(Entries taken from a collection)
▼

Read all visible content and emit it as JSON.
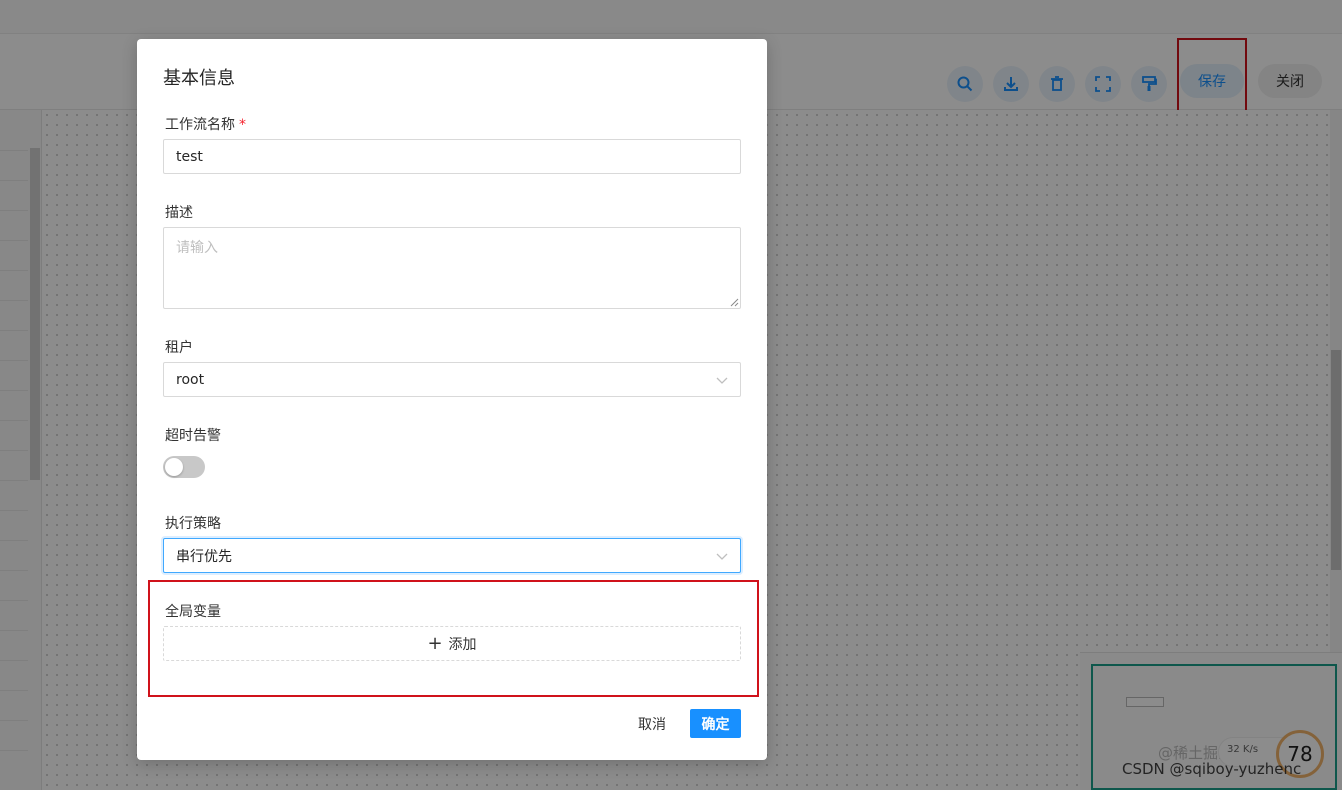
{
  "toolbar": {
    "save_label": "保存",
    "close_label": "关闭",
    "icons": [
      "search-icon",
      "download-icon",
      "delete-icon",
      "fit-view-icon",
      "format-brush-icon"
    ]
  },
  "dialog": {
    "title": "基本信息",
    "name_label": "工作流名称",
    "name_required": "*",
    "name_value": "test",
    "desc_label": "描述",
    "desc_placeholder": "请输入",
    "tenant_label": "租户",
    "tenant_value": "root",
    "timeout_label": "超时告警",
    "timeout_enabled": false,
    "strategy_label": "执行策略",
    "strategy_value": "串行优先",
    "vars_label": "全局变量",
    "add_label": "添加",
    "cancel_label": "取消",
    "ok_label": "确定"
  },
  "overlay": {
    "speed": "32 K/s",
    "score": "78",
    "watermark": "CSDN @sqiboy-yuzhenc",
    "watermark_back": "@稀土掘金技术社区"
  },
  "colors": {
    "primary": "#1890ff",
    "highlight": "#d0121b",
    "required": "#f5222d"
  }
}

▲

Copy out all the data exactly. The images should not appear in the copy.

Read all visible content and emit it as JSON.
{
  "toolbar": {
    "save_label": "保存",
    "close_label": "关闭",
    "icons": [
      "search-icon",
      "download-icon",
      "delete-icon",
      "fit-view-icon",
      "format-brush-icon"
    ]
  },
  "dialog": {
    "title": "基本信息",
    "name_label": "工作流名称",
    "name_required": "*",
    "name_value": "test",
    "desc_label": "描述",
    "desc_placeholder": "请输入",
    "tenant_label": "租户",
    "tenant_value": "root",
    "timeout_label": "超时告警",
    "timeout_enabled": false,
    "strategy_label": "执行策略",
    "strategy_value": "串行优先",
    "vars_label": "全局变量",
    "add_label": "添加",
    "cancel_label": "取消",
    "ok_label": "确定"
  },
  "overlay": {
    "speed": "32 K/s",
    "score": "78",
    "watermark": "CSDN @sqiboy-yuzhenc",
    "watermark_back": "@稀土掘金技术社区"
  },
  "colors": {
    "primary": "#1890ff",
    "highlight": "#d0121b",
    "required": "#f5222d"
  }
}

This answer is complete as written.